Summary of D & G Stout, inc. v. Bacardi Imports, Inc.
United States Court of Appeals, Seventh Circuit, 1991
923 F.2d 566
Relevant Facts: General liquor was distributing product in the market in 1987 when two of its suppliers bailed out. Bacardi said they would remain with General. It could have sold to another potential buyer then. General decided to stay with the idea that Bacardi was going to remain. One week later, Bacardi withdrew. General went back to the negotiating table, this time taking a sum less than originally offered. (550,000 less)
Legal Issue(s): Can General recover the price differential from Bacardi on a theory of promissory estoppel? Whether the plaintiff has alleged any injury which Indiana’s law of promissory estoppel redresses.
- There was no set time period. IT was more like a statement.
Holding: YES, District court found Bacardi’s promise had been “contingent" on future events since it was subject to the conditions that General would continue to meet Bacardi’s expectations in sales and no market change would occur. The court awarded General damages incurred in reliance on Bacardi’s promise equal to the difference between Nationals initial offer and the final sale price, which equaled 394,050.
Law or Rule(s): A promise, which the Promisor should reasonably expect to induce action or forbearance on the part of the promissee and a third person and which does not induce such action or forbearance is binding if injustice can be avoided only by the enforcement of the promise.
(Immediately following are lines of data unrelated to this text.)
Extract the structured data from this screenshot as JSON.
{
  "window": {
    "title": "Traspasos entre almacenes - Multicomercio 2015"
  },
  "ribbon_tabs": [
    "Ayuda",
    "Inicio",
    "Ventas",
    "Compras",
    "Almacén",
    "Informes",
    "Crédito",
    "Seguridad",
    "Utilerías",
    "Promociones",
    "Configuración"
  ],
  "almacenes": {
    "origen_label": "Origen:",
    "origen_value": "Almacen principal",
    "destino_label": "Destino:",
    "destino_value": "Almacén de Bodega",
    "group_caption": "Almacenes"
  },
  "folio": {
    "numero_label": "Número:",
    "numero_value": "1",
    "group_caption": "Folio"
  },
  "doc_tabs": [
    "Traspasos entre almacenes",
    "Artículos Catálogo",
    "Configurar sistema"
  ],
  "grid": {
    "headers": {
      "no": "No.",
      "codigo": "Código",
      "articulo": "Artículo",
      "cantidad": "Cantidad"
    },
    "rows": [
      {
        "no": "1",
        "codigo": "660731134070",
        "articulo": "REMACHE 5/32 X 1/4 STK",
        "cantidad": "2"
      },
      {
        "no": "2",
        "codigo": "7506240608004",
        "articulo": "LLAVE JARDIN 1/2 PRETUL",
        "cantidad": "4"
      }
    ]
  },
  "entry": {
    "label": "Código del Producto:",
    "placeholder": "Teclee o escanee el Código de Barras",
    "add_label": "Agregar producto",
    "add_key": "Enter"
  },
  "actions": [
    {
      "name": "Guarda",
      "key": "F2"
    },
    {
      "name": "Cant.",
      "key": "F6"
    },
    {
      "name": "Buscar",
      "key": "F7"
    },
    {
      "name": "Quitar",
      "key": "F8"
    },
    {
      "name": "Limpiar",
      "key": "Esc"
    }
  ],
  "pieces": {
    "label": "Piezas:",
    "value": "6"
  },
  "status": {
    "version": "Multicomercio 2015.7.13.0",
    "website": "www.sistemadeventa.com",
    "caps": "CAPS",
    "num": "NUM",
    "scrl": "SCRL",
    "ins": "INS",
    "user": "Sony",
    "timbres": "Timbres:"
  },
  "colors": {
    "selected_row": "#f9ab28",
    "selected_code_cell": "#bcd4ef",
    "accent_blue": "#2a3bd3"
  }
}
The remedy for breach may be limited, as justice requires.
Plaintiff’s Argument: Bacardi says that these promises were not the type upon which one may rely under LA law.